Everything in the records must be copied exactly, apart from the pictures.
[DATA TO USE Boundary: Start]
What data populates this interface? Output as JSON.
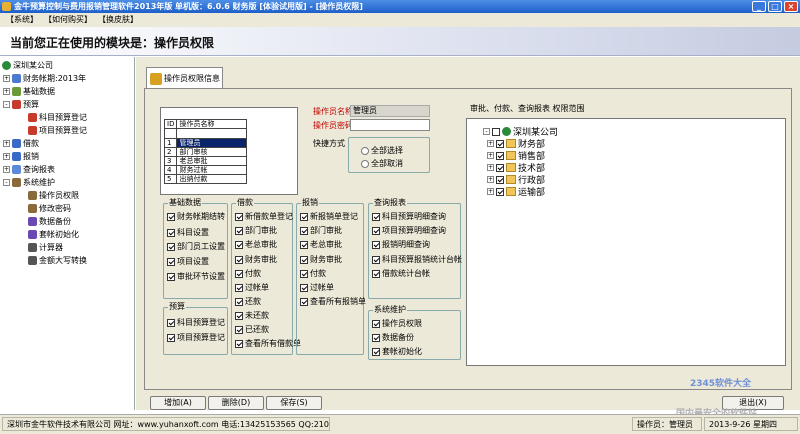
{
  "window": {
    "title": "金牛预算控制与费用报销管理软件2013年版 单机版：6.0.6 财务版 [体验试用版] - [操作员权限]"
  },
  "menu": [
    "【系统】",
    "【如何购买】",
    "【换皮肤】"
  ],
  "banner": "当前您正在使用的模块是：操作员权限",
  "tree": [
    {
      "label": "深圳某公司",
      "level": 0,
      "exp": ""
    },
    {
      "label": "财务帐期:2013年",
      "level": 1,
      "exp": "+"
    },
    {
      "label": "基础数据",
      "level": 1,
      "exp": "+"
    },
    {
      "label": "预算",
      "level": 1,
      "exp": "-"
    },
    {
      "label": "科目预算登记",
      "level": 2,
      "exp": ""
    },
    {
      "label": "项目预算登记",
      "level": 2,
      "exp": ""
    },
    {
      "label": "借款",
      "level": 1,
      "exp": "+"
    },
    {
      "label": "报销",
      "level": 1,
      "exp": "+"
    },
    {
      "label": "查询报表",
      "level": 1,
      "exp": "+"
    },
    {
      "label": "系统维护",
      "level": 1,
      "exp": "-"
    },
    {
      "label": "操作员权限",
      "level": 2,
      "exp": ""
    },
    {
      "label": "修改密码",
      "level": 2,
      "exp": ""
    },
    {
      "label": "数据备份",
      "level": 2,
      "exp": ""
    },
    {
      "label": "套帐初始化",
      "level": 2,
      "exp": ""
    },
    {
      "label": "计算器",
      "level": 2,
      "exp": ""
    },
    {
      "label": "金额大写转换",
      "level": 2,
      "exp": ""
    }
  ],
  "tab_label": "操作员权限信息",
  "operator_list": {
    "headers": [
      "ID",
      "操作员名称"
    ],
    "rows": [
      {
        "id": "1",
        "name": "管理员",
        "selected": true
      },
      {
        "id": "2",
        "name": "部门审核",
        "selected": false
      },
      {
        "id": "3",
        "name": "老总审批",
        "selected": false
      },
      {
        "id": "4",
        "name": "财务过帐",
        "selected": false
      },
      {
        "id": "5",
        "name": "出纳付款",
        "selected": false
      }
    ]
  },
  "fields": {
    "name_label": "操作员名称",
    "name_value": "管理员",
    "password_label": "操作员密码",
    "password_value": ""
  },
  "quick": {
    "label": "快捷方式",
    "select_all": "全部选择",
    "cancel_all": "全部取消"
  },
  "scope_label": "审批、付款、查询报表 权限范围",
  "groups": {
    "basic": {
      "title": "基础数据",
      "items": [
        "财务帐期结转",
        "科目设置",
        "部门员工设置",
        "项目设置",
        "审批环节设置"
      ]
    },
    "budget": {
      "title": "预算",
      "items": [
        "科目预算登记",
        "项目预算登记"
      ]
    },
    "loan": {
      "title": "借款",
      "items": [
        "新借款单登记",
        "部门审批",
        "老总审批",
        "财务审批",
        "付款",
        "过帐单",
        "还款",
        "未还款",
        "已还款",
        "查看所有借款单"
      ]
    },
    "expense": {
      "title": "报销",
      "items": [
        "新报销单登记",
        "部门审批",
        "老总审批",
        "财务审批",
        "付款",
        "过帐单",
        "查看所有报销单"
      ]
    },
    "report": {
      "title": "查询报表",
      "items": [
        "科目预算明细查询",
        "项目预算明细查询",
        "报销明细查询",
        "科目预算报销统计台帐",
        "借款统计台帐"
      ]
    },
    "maint": {
      "title": "系统维护",
      "items": [
        "操作员权限",
        "数据备份",
        "套帐初始化"
      ]
    }
  },
  "scope_tree": {
    "root": "深圳某公司",
    "children": [
      "财务部",
      "销售部",
      "技术部",
      "行政部",
      "运输部"
    ]
  },
  "buttons": {
    "add": "增加(A)",
    "delete": "删除(D)",
    "save": "保存(S)",
    "exit": "退出(X)"
  },
  "status": {
    "company": "深圳市金牛软件技术有限公司 网址：www.yuhanxoft.com 电话:13425153565 QQ:21035391",
    "operator_label": "操作员：",
    "operator": "管理员",
    "date": "2013-9-26 星期四"
  },
  "watermark": {
    "line1": "2345软件大全",
    "line2": "国内最安全的软件站"
  }
}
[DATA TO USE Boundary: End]
[SOLUTION TO THIS TASK]
What data populates this interface? Output as JSON.
{
  "window": {
    "title": "金牛预算控制与费用报销管理软件2013年版 单机版：6.0.6 财务版 [体验试用版] - [操作员权限]"
  },
  "menu": [
    "【系统】",
    "【如何购买】",
    "【换皮肤】"
  ],
  "banner": "当前您正在使用的模块是：操作员权限",
  "tree": [
    {
      "label": "深圳某公司",
      "level": 0,
      "exp": ""
    },
    {
      "label": "财务帐期:2013年",
      "level": 1,
      "exp": "+"
    },
    {
      "label": "基础数据",
      "level": 1,
      "exp": "+"
    },
    {
      "label": "预算",
      "level": 1,
      "exp": "-"
    },
    {
      "label": "科目预算登记",
      "level": 2,
      "exp": ""
    },
    {
      "label": "项目预算登记",
      "level": 2,
      "exp": ""
    },
    {
      "label": "借款",
      "level": 1,
      "exp": "+"
    },
    {
      "label": "报销",
      "level": 1,
      "exp": "+"
    },
    {
      "label": "查询报表",
      "level": 1,
      "exp": "+"
    },
    {
      "label": "系统维护",
      "level": 1,
      "exp": "-"
    },
    {
      "label": "操作员权限",
      "level": 2,
      "exp": ""
    },
    {
      "label": "修改密码",
      "level": 2,
      "exp": ""
    },
    {
      "label": "数据备份",
      "level": 2,
      "exp": ""
    },
    {
      "label": "套帐初始化",
      "level": 2,
      "exp": ""
    },
    {
      "label": "计算器",
      "level": 2,
      "exp": ""
    },
    {
      "label": "金额大写转换",
      "level": 2,
      "exp": ""
    }
  ],
  "tab_label": "操作员权限信息",
  "operator_list": {
    "headers": [
      "ID",
      "操作员名称"
    ],
    "rows": [
      {
        "id": "1",
        "name": "管理员",
        "selected": true
      },
      {
        "id": "2",
        "name": "部门审核",
        "selected": false
      },
      {
        "id": "3",
        "name": "老总审批",
        "selected": false
      },
      {
        "id": "4",
        "name": "财务过帐",
        "selected": false
      },
      {
        "id": "5",
        "name": "出纳付款",
        "selected": false
      }
    ]
  },
  "fields": {
    "name_label": "操作员名称",
    "name_value": "管理员",
    "password_label": "操作员密码",
    "password_value": ""
  },
  "quick": {
    "label": "快捷方式",
    "select_all": "全部选择",
    "cancel_all": "全部取消"
  },
  "scope_label": "审批、付款、查询报表 权限范围",
  "groups": {
    "basic": {
      "title": "基础数据",
      "items": [
        "财务帐期结转",
        "科目设置",
        "部门员工设置",
        "项目设置",
        "审批环节设置"
      ]
    },
    "budget": {
      "title": "预算",
      "items": [
        "科目预算登记",
        "项目预算登记"
      ]
    },
    "loan": {
      "title": "借款",
      "items": [
        "新借款单登记",
        "部门审批",
        "老总审批",
        "财务审批",
        "付款",
        "过帐单",
        "还款",
        "未还款",
        "已还款",
        "查看所有借款单"
      ]
    },
    "expense": {
      "title": "报销",
      "items": [
        "新报销单登记",
        "部门审批",
        "老总审批",
        "财务审批",
        "付款",
        "过帐单",
        "查看所有报销单"
      ]
    },
    "report": {
      "title": "查询报表",
      "items": [
        "科目预算明细查询",
        "项目预算明细查询",
        "报销明细查询",
        "科目预算报销统计台帐",
        "借款统计台帐"
      ]
    },
    "maint": {
      "title": "系统维护",
      "items": [
        "操作员权限",
        "数据备份",
        "套帐初始化"
      ]
    }
  },
  "scope_tree": {
    "root": "深圳某公司",
    "children": [
      "财务部",
      "销售部",
      "技术部",
      "行政部",
      "运输部"
    ]
  },
  "buttons": {
    "add": "增加(A)",
    "delete": "删除(D)",
    "save": "保存(S)",
    "exit": "退出(X)"
  },
  "status": {
    "company": "深圳市金牛软件技术有限公司 网址：www.yuhanxoft.com 电话:13425153565 QQ:21035391",
    "operator_label": "操作员：",
    "operator": "管理员",
    "date": "2013-9-26 星期四"
  },
  "watermark": {
    "line1": "2345软件大全",
    "line2": "国内最安全的软件站"
  }
}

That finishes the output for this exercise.